Adding Color to Your Life
Planting Bare Root Nursery Stock
- Plant as soon as possible!
- If you have to wait more than 1 day, remove the plants from the plastic and put them in a coolÂ shady place. Cover the roots and keep them moist. Do not let them get moldy. Do not let themÂ freeze.
- Soak the roots in a bucket of water overnight before planting. Do not let them dry out. Dig a holeÂ into which the roots will easily fit. If the sides of the hole are smooth, roughen them with aÂ shovel. To protect turf, place the soil on a tarp or in a wheelbarrow.
- Mix the native soil with organic matter (compost is best). Generally, a rate of 1:3 (one shovel ofÂ compost to 3 shovels of native soil) is ideal in our region. Phosphate fertilizer mixed into theÂ backfill soil is also beneficial.
- When planting, prune off broken roots or excessively long roots. Do not over-prune the roots,Â or bend them to make them fit into the hole. Mound a small amount of soil in the bottom of theÂ hole. Find the soil line at which it was growing in the nursery before being dug up. Align thatÂ with ground level, spread out the roots on top of the mound, and fill the hole with the amendedÂ backfill soil. Be sure to fill any air holes around the roots. Do not stamp on the backfill. ThisÂ compresses the soil too much. Simply tamp the soil with your hands.
- Build a small dam with the soil about 3 to 4â€ high around the newly planted tree or shrub, the sameÂ diameter as the hole.

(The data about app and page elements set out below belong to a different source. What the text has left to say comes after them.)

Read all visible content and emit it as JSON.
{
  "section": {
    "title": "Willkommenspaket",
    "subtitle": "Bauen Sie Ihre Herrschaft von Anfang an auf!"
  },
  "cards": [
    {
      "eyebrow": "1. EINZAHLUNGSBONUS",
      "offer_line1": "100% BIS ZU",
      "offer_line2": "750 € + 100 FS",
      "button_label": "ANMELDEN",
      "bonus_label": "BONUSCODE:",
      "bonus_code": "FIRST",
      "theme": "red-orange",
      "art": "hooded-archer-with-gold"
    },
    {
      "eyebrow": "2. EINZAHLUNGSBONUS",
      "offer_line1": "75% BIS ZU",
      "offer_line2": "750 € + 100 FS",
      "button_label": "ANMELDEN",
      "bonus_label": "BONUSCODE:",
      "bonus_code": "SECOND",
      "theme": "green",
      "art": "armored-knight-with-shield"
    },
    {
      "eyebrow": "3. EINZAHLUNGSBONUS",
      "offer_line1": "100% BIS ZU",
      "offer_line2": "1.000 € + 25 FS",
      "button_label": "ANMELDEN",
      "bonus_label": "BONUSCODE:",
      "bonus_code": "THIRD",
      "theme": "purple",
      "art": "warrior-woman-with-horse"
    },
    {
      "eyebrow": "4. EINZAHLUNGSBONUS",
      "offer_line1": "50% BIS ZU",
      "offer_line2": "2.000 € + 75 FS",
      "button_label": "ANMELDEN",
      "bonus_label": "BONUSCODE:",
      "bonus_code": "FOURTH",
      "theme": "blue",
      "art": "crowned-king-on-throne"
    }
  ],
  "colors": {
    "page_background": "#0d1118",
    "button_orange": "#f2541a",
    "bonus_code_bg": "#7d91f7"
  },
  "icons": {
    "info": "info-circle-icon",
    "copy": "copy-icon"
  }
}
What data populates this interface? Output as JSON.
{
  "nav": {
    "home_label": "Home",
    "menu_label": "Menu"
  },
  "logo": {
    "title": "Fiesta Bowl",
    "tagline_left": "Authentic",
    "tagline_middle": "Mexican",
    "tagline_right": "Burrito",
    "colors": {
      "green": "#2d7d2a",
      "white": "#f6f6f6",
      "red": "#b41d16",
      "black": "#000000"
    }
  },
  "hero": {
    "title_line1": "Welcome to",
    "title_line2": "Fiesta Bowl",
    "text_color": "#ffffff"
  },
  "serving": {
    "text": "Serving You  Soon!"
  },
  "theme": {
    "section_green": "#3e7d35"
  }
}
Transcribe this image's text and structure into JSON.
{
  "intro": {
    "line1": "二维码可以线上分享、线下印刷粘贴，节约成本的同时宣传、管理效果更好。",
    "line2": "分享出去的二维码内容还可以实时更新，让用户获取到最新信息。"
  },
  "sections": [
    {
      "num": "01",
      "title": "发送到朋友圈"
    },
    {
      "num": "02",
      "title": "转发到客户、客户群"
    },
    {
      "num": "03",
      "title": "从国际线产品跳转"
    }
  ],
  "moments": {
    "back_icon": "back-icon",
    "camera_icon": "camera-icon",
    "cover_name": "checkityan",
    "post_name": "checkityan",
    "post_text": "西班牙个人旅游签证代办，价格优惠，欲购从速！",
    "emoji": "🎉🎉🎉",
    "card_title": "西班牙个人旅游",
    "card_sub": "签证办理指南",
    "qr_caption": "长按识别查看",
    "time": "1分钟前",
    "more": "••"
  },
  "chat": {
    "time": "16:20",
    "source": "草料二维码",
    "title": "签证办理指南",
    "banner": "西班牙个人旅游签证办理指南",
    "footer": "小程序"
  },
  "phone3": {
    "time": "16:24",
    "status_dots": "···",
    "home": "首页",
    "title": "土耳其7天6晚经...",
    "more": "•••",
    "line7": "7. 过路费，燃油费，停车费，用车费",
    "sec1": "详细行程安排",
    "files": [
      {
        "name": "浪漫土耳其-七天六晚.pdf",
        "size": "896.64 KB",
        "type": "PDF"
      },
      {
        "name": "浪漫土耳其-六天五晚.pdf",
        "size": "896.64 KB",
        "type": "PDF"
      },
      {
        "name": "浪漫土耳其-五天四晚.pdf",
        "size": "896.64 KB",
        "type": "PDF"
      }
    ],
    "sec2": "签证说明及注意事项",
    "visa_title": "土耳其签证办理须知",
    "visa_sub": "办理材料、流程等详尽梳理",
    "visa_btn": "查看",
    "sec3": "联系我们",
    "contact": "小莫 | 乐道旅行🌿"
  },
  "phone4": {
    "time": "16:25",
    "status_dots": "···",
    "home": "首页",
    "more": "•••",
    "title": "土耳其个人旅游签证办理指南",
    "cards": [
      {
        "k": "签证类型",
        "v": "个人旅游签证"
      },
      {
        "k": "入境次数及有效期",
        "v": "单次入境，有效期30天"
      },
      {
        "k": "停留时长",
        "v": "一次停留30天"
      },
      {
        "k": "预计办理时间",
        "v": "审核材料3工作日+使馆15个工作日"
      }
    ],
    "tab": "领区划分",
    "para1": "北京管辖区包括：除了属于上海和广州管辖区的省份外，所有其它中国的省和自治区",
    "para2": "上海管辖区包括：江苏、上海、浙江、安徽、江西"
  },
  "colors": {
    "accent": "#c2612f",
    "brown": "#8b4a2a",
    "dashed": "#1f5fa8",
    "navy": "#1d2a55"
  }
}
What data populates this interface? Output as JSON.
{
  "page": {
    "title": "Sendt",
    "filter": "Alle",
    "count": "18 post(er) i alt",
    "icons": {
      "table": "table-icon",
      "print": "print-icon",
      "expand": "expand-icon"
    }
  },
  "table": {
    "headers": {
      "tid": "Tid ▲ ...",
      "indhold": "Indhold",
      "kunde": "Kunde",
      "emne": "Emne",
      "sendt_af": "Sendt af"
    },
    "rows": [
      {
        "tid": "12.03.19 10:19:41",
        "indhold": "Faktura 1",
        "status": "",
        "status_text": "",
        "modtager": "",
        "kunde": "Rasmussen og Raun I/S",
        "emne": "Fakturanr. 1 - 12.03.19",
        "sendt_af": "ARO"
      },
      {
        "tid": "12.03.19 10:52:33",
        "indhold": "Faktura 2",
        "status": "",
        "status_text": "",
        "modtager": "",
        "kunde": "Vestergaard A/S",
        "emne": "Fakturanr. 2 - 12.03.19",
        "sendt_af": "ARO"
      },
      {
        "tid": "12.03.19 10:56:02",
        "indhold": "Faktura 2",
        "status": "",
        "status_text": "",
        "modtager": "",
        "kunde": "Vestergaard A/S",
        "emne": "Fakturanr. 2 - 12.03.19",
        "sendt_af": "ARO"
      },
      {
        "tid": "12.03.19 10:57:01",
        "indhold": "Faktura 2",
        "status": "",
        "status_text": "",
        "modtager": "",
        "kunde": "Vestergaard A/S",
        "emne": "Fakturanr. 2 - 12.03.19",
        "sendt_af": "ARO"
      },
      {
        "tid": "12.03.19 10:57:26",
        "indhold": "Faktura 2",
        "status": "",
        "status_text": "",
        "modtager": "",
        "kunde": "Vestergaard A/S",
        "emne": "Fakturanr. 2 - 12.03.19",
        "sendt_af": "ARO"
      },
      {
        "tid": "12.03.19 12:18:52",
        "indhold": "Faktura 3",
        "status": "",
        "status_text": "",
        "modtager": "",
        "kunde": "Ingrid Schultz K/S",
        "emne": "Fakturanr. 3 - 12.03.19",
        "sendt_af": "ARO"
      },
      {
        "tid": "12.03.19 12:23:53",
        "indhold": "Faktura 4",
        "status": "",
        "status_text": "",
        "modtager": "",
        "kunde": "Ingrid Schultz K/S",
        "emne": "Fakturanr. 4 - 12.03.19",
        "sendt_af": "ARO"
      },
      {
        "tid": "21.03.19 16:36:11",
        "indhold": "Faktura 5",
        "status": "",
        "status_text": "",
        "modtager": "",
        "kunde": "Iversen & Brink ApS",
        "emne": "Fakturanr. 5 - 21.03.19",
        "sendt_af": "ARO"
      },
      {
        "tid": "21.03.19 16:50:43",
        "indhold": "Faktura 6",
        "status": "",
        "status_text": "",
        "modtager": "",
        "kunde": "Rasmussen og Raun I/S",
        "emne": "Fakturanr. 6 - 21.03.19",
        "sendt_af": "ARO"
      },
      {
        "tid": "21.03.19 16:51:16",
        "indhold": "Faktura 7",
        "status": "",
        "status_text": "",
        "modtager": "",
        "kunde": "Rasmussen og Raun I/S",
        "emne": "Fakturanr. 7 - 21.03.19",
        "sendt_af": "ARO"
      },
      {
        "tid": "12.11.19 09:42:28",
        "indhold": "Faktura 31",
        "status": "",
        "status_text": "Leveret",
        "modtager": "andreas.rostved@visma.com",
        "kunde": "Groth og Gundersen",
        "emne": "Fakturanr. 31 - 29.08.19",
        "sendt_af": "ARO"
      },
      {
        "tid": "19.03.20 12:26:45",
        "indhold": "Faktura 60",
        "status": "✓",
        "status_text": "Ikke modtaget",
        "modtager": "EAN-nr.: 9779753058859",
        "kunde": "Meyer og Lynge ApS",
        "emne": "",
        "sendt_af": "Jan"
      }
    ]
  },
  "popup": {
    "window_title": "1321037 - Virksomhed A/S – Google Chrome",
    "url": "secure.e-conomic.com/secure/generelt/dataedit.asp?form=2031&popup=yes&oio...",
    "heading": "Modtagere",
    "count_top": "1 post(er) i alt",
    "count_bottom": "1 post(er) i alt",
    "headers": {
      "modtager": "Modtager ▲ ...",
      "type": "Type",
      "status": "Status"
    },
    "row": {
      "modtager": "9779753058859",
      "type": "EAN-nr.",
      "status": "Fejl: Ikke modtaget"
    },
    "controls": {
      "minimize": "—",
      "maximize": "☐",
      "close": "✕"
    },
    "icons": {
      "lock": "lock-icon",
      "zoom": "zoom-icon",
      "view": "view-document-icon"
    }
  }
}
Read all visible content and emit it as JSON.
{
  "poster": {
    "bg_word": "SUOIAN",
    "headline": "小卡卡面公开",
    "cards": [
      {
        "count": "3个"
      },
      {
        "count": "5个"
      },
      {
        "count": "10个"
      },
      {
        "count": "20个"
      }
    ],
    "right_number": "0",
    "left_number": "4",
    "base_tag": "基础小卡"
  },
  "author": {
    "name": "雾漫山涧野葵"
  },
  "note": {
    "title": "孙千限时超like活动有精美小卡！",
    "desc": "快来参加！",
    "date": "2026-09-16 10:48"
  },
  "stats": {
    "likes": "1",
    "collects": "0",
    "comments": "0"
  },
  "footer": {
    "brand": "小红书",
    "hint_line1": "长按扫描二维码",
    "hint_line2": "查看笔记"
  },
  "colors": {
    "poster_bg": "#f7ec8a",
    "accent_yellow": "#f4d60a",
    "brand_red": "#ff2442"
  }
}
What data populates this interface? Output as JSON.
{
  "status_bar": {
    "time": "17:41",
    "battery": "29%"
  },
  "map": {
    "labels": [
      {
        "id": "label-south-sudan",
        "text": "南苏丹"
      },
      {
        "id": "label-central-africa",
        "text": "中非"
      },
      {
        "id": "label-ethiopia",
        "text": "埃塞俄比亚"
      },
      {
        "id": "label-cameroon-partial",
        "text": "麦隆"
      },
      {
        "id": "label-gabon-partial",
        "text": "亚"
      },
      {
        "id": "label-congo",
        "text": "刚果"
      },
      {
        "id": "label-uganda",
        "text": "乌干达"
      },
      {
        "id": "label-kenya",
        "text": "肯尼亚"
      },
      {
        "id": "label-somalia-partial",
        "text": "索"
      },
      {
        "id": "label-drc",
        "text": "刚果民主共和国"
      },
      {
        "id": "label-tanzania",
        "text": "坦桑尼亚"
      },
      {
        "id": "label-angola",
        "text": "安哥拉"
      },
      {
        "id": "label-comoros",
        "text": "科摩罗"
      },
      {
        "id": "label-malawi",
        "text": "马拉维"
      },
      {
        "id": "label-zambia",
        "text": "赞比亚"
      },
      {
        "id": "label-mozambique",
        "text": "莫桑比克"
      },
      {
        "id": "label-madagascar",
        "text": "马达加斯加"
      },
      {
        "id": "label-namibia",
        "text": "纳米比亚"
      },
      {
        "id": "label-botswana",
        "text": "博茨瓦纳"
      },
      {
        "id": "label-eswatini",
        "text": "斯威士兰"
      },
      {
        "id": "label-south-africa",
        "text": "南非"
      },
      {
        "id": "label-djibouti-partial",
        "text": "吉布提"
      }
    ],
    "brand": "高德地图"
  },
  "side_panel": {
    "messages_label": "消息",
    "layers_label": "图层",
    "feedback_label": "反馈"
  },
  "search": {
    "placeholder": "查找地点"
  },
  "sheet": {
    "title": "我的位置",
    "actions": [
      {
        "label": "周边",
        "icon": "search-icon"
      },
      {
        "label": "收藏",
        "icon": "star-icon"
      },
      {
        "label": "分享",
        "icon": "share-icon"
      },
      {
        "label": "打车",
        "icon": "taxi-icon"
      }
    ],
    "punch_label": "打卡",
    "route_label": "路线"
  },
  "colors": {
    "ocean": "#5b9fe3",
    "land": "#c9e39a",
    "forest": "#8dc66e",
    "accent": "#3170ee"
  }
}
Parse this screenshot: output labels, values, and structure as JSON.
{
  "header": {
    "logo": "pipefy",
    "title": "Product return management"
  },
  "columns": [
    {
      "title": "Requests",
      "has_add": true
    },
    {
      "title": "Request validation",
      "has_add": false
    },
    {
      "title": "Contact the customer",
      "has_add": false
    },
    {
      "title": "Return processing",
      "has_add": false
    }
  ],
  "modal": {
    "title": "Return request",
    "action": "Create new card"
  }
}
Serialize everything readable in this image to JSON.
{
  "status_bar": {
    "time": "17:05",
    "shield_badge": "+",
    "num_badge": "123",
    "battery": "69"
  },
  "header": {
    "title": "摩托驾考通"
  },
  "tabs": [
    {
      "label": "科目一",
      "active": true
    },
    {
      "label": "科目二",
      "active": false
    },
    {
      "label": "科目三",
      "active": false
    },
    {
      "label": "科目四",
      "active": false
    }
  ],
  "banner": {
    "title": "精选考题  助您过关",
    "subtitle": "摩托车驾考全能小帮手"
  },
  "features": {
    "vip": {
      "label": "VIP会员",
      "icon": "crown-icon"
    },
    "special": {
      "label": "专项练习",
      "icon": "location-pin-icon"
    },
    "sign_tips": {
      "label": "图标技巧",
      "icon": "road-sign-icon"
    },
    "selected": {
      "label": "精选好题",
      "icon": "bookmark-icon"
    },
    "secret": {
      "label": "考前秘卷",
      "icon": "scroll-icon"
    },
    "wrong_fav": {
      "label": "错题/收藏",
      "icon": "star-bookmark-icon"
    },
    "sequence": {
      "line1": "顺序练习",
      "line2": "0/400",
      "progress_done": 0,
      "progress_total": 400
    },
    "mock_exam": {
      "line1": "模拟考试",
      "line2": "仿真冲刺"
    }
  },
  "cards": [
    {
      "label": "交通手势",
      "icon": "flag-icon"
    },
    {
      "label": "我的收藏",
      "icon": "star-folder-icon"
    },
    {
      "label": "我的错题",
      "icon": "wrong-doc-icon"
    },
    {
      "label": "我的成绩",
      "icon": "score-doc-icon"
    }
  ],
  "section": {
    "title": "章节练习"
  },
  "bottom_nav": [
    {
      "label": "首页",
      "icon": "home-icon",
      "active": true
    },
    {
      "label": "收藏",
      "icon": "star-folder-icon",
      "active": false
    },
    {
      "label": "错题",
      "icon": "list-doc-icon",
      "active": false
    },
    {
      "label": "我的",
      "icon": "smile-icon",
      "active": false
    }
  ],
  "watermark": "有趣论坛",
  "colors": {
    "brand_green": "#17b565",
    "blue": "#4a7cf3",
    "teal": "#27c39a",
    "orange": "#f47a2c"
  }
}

This will form a basin around the plant to hold water when you water it.Â Keep this area free of weeds and grass. It should also be mulched with bark chips, hay, etc.
- After planting, water slowly but generously, allowing water to fill the basin and penetrate deeplyÂ into the soil. After this first watering, the amount of water applied depends on the weather andÂ your soil conditions. Using your green thumb, check the soil daily. If the soil dries out 1 1/2â€ toÂ 2â€ down, then water it. This might be a few days, or as long as a month, depending on the weatherÂ and your soil. After your plant has leafed out, it may need more frequent watering.
- If you plant a tree in a windy spot, it should be staked. Two metal T-stakes should be driven intoÂ the ground outside the hole, into firm ground. The stakes must be on the wind-ward and lee-wardÂ sides of the tree. For best results, use straps, not strings or hose and be sure not to tie the straps tooÂ tightly, as this can damage the trunk. Leave a small amount of play in the guy wires so the tree canÂ sway slightly. Remove the straps in one year.